• _Material provided_
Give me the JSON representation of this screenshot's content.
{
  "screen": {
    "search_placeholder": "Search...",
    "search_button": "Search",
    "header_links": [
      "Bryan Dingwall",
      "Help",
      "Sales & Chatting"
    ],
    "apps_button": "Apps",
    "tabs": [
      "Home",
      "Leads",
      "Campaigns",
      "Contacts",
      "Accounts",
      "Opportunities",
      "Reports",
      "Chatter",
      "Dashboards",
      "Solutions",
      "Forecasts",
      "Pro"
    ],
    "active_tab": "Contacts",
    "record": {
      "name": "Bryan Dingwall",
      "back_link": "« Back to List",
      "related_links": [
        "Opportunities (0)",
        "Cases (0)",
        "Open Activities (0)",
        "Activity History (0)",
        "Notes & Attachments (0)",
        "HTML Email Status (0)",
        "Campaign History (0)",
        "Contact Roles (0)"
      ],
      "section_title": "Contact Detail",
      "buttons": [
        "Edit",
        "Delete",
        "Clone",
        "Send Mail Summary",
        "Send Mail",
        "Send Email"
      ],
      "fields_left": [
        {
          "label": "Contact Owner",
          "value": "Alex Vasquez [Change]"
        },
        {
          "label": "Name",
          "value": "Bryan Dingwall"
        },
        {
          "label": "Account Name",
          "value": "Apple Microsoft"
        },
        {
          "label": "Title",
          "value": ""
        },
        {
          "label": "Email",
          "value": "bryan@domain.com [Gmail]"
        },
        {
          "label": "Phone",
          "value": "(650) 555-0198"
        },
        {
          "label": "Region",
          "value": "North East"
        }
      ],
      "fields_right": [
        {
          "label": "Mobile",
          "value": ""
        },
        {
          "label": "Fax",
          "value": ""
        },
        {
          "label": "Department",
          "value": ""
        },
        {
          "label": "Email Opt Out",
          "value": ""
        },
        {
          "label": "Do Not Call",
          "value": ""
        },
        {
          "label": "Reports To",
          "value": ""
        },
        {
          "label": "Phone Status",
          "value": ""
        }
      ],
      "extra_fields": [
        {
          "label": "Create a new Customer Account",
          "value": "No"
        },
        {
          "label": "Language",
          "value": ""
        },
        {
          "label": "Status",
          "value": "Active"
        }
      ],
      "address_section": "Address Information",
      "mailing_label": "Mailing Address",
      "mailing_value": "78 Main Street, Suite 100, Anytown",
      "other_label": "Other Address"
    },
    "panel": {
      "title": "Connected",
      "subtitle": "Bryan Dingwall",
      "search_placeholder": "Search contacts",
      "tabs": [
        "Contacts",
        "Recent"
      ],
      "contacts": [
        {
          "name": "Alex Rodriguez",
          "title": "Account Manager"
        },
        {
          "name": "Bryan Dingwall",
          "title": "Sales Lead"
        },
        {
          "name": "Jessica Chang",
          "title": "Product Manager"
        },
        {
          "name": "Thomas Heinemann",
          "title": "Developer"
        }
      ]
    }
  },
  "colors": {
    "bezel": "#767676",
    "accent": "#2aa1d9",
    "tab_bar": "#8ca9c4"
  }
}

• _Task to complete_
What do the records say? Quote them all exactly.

• _Answer to this exercise_
Give me the JSON representation of this screenshot's content.
{
  "screen": {
    "search_placeholder": "Search...",
    "search_button": "Search",
    "header_links": [
      "Bryan Dingwall",
      "Help",
      "Sales & Chatting"
    ],
    "apps_button": "Apps",
    "tabs": [
      "Home",
      "Leads",
      "Campaigns",
      "Contacts",
      "Accounts",
      "Opportunities",
      "Reports",
      "Chatter",
      "Dashboards",
      "Solutions",
      "Forecasts",
      "Pro"
    ],
    "active_tab": "Contacts",
    "record": {
      "name": "Bryan Dingwall",
      "back_link": "« Back to List",
      "related_links": [
        "Opportunities (0)",
        "Cases (0)",
        "Open Activities (0)",
        "Activity History (0)",
        "Notes & Attachments (0)",
        "HTML Email Status (0)",
        "Campaign History (0)",
        "Contact Roles (0)"
      ],
      "section_title": "Contact Detail",
      "buttons": [
        "Edit",
        "Delete",
        "Clone",
        "Send Mail Summary",
        "Send Mail",
        "Send Email"
      ],
      "fields_left": [
        {
          "label": "Contact Owner",
          "value": "Alex Vasquez [Change]"
        },
        {
          "label": "Name",
          "value": "Bryan Dingwall"
        },
        {
          "label": "Account Name",
          "value": "Apple Microsoft"
        },
        {
          "label": "Title",
          "value": ""
        },
        {
          "label": "Email",
          "value": "bryan@domain.com [Gmail]"
        },
        {
          "label": "Phone",
          "value": "(650) 555-0198"
        },
        {
          "label": "Region",
          "value": "North East"
        }
      ],
      "fields_right": [
        {
          "label": "Mobile",
          "value": ""
        },
        {
          "label": "Fax",
          "value": ""
        },
        {
          "label": "Department",
          "value": ""
        },
        {
          "label": "Email Opt Out",
          "value": ""
        },
        {
          "label": "Do Not Call",
          "value": ""
        },
        {
          "label": "Reports To",
          "value": ""
        },
        {
          "label": "Phone Status",
          "value": ""
        }
      ],
      "extra_fields": [
        {
          "label": "Create a new Customer Account",
          "value": "No"
        },
        {
          "label": "Language",
          "value": ""
        },
        {
          "label": "Status",
          "value": "Active"
        }
      ],
      "address_section": "Address Information",
      "mailing_label": "Mailing Address",
      "mailing_value": "78 Main Street, Suite 100, Anytown",
      "other_label": "Other Address"
    },
    "panel": {
      "title": "Connected",
      "subtitle": "Bryan Dingwall",
      "search_placeholder": "Search contacts",
      "tabs": [
        "Contacts",
        "Recent"
      ],
      "contacts": [
        {
          "name": "Alex Rodriguez",
          "title": "Account Manager"
        },
        {
          "name": "Bryan Dingwall",
          "title": "Sales Lead"
        },
        {
          "name": "Jessica Chang",
          "title": "Product Manager"
        },
        {
          "name": "Thomas Heinemann",
          "title": "Developer"
        }
      ]
    }
  },
  "colors": {
    "bezel": "#767676",
    "accent": "#2aa1d9",
    "tab_bar": "#8ca9c4"
  }
}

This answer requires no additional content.